Look through the entries below for the string "Book", and copy each line where it is found.

(Website and app data records)
# # #

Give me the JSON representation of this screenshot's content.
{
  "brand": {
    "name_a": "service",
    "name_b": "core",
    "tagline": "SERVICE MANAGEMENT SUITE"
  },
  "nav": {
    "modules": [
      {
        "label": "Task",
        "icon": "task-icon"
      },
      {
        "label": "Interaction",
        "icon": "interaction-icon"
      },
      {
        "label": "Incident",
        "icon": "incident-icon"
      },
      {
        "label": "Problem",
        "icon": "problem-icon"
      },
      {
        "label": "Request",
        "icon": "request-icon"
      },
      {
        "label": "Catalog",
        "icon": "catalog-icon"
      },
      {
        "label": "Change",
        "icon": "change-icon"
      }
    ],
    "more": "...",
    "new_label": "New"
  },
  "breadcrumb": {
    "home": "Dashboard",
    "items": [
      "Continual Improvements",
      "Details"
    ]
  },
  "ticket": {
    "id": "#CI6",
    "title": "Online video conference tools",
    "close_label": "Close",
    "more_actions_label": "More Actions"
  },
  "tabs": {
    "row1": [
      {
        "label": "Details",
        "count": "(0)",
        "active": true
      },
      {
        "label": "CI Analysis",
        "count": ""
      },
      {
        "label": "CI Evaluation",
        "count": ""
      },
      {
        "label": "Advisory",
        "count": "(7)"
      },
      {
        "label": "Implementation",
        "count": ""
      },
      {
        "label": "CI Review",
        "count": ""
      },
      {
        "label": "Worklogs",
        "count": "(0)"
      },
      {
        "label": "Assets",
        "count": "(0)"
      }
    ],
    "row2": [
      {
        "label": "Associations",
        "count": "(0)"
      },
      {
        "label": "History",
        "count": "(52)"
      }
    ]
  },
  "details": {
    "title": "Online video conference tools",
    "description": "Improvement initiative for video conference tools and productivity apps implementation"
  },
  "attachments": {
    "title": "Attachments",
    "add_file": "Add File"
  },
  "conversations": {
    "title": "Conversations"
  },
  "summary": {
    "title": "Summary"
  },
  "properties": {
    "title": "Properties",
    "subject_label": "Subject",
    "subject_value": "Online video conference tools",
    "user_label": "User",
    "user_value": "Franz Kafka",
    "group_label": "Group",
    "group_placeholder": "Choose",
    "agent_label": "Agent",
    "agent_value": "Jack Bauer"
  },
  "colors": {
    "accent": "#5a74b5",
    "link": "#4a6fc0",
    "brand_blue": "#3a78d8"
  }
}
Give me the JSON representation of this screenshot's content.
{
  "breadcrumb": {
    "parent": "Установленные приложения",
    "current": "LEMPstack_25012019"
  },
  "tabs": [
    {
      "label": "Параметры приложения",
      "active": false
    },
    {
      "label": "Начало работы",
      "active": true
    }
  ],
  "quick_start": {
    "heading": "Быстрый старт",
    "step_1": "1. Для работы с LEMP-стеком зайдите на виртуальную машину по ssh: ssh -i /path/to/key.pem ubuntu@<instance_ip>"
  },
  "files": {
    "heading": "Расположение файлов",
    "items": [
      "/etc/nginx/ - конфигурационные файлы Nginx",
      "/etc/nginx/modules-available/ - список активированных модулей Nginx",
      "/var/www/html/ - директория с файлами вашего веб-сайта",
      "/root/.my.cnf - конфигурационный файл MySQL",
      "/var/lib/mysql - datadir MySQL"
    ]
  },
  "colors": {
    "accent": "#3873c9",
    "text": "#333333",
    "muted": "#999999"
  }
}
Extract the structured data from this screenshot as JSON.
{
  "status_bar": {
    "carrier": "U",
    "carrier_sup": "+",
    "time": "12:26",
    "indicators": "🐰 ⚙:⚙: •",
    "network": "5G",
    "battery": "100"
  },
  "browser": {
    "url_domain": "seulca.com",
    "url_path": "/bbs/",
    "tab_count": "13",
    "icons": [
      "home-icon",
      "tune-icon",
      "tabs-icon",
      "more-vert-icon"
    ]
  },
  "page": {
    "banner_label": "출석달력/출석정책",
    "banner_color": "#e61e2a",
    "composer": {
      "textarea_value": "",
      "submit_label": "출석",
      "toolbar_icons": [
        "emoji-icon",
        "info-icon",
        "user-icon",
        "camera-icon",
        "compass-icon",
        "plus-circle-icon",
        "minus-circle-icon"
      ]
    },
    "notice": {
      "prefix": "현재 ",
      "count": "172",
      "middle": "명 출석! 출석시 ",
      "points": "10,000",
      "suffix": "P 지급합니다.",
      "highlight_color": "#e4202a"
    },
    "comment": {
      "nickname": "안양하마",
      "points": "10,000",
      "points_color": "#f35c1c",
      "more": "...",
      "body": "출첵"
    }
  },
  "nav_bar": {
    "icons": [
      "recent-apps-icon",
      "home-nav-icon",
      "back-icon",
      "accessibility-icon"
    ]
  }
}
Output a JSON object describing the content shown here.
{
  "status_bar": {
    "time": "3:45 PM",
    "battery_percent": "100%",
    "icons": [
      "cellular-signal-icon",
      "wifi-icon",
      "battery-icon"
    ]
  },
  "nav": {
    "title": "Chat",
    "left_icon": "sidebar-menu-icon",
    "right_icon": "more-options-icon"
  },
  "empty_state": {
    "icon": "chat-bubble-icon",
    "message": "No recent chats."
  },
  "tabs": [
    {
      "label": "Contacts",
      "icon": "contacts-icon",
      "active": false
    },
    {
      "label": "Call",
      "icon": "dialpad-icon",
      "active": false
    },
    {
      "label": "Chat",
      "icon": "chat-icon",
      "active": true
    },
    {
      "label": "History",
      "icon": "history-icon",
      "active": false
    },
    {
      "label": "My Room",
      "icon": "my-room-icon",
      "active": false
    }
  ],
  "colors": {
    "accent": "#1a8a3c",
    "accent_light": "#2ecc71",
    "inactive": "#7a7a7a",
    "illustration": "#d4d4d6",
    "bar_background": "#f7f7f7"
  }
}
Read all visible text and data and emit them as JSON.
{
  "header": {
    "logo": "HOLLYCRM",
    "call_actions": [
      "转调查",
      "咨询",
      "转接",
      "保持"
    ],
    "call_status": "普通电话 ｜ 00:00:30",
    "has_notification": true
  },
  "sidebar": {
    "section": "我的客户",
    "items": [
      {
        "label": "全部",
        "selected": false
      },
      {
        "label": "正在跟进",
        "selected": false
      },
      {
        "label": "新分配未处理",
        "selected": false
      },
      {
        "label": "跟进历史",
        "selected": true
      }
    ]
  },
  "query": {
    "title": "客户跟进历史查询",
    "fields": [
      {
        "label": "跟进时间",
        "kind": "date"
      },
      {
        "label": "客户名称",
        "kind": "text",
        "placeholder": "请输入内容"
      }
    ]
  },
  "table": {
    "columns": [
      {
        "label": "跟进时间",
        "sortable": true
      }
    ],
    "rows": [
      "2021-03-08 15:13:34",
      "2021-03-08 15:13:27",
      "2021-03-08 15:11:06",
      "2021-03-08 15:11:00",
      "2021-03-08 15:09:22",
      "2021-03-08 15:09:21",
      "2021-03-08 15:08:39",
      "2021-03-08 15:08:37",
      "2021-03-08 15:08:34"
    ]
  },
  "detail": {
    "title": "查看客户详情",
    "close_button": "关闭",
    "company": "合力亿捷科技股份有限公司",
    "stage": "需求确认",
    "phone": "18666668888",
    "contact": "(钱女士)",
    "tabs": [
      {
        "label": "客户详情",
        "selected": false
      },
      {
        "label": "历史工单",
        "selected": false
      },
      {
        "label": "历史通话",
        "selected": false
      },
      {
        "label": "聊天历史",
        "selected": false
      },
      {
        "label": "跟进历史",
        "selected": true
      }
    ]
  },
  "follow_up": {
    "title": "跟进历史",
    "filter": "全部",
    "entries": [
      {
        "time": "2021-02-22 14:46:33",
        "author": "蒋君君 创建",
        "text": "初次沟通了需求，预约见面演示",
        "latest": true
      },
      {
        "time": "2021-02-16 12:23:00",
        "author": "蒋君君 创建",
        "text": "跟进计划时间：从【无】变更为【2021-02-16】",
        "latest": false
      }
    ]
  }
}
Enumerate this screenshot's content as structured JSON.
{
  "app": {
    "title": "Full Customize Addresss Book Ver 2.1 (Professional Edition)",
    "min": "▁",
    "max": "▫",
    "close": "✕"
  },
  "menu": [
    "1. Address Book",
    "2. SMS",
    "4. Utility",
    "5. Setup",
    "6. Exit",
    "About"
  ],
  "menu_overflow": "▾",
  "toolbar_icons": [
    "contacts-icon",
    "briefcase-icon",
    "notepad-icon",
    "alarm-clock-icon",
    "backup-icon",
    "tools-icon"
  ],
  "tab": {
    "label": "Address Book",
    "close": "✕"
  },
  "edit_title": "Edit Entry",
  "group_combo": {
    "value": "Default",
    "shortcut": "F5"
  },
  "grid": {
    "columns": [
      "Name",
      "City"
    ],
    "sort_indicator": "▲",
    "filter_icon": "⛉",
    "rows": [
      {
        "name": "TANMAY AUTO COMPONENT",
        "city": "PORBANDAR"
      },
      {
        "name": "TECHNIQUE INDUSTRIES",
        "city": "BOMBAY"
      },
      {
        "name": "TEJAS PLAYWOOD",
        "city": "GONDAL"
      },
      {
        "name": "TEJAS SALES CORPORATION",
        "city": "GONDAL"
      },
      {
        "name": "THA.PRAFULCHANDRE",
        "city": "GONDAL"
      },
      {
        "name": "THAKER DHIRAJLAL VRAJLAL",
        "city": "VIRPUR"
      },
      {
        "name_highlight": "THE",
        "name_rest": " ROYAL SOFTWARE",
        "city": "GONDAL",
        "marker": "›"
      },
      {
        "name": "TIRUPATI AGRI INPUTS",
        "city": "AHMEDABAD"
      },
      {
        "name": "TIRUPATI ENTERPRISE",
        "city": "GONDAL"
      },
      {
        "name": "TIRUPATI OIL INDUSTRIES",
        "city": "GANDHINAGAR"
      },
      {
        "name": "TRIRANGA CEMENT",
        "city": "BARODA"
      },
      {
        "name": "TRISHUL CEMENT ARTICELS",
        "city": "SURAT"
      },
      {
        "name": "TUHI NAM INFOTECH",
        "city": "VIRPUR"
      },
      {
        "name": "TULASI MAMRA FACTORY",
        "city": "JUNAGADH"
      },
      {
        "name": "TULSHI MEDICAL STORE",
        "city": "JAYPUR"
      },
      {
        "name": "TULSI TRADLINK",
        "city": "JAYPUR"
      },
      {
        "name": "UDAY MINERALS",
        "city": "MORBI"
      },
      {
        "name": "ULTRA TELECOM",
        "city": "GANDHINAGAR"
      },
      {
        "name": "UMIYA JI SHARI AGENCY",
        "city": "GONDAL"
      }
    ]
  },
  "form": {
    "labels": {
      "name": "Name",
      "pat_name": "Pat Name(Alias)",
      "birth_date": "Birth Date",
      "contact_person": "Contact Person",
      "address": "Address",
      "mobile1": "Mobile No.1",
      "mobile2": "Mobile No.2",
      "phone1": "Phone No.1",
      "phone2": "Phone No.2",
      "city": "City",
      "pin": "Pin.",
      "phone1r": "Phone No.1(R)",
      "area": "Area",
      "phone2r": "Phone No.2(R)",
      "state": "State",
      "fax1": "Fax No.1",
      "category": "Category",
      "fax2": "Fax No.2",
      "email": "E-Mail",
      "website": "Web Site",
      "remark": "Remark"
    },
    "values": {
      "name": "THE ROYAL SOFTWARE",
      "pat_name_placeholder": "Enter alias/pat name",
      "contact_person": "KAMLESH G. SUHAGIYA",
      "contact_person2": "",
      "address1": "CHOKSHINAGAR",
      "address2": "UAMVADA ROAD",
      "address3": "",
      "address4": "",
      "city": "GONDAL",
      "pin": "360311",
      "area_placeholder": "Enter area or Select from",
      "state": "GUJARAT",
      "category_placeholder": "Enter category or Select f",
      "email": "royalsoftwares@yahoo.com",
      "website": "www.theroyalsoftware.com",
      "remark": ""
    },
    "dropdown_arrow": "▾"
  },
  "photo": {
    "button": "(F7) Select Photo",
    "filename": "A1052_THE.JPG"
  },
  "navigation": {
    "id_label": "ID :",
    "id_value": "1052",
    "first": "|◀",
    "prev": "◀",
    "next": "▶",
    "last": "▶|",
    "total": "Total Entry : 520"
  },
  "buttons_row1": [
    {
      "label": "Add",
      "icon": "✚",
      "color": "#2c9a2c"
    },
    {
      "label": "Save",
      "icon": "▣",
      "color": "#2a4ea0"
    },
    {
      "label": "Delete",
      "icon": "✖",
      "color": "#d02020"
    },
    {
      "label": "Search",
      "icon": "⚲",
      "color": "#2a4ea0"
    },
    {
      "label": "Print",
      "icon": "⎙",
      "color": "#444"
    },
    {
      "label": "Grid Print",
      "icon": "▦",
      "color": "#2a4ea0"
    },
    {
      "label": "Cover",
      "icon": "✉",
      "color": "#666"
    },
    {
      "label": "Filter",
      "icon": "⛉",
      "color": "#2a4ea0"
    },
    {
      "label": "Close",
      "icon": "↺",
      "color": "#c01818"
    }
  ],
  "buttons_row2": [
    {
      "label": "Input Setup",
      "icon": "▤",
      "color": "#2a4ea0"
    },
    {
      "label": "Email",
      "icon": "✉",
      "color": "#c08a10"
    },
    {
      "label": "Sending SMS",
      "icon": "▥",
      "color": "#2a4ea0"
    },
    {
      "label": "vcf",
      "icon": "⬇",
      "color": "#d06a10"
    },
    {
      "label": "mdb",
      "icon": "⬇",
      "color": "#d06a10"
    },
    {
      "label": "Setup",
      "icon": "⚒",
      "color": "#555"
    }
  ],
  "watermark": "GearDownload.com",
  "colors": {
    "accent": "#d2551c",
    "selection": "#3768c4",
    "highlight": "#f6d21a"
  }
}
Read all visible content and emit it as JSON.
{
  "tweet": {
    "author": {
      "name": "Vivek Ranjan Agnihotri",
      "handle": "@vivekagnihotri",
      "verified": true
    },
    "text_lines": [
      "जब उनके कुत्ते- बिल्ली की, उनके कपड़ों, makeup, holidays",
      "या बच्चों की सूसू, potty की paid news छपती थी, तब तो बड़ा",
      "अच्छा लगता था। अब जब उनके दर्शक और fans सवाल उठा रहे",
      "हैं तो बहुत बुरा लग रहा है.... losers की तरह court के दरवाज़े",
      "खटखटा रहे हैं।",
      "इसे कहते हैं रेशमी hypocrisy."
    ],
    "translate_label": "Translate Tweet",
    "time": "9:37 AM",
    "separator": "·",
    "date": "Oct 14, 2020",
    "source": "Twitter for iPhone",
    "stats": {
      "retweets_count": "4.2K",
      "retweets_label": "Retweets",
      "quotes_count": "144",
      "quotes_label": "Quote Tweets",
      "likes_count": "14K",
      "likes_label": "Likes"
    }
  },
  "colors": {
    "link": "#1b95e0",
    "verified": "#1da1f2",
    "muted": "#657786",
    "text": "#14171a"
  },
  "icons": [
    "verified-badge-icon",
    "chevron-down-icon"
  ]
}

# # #

Response:
    "title": "Full Customize Addresss Book Ver 2.1 (Professional Edition)",
    "1. Address Book",
    "label": "Address Book",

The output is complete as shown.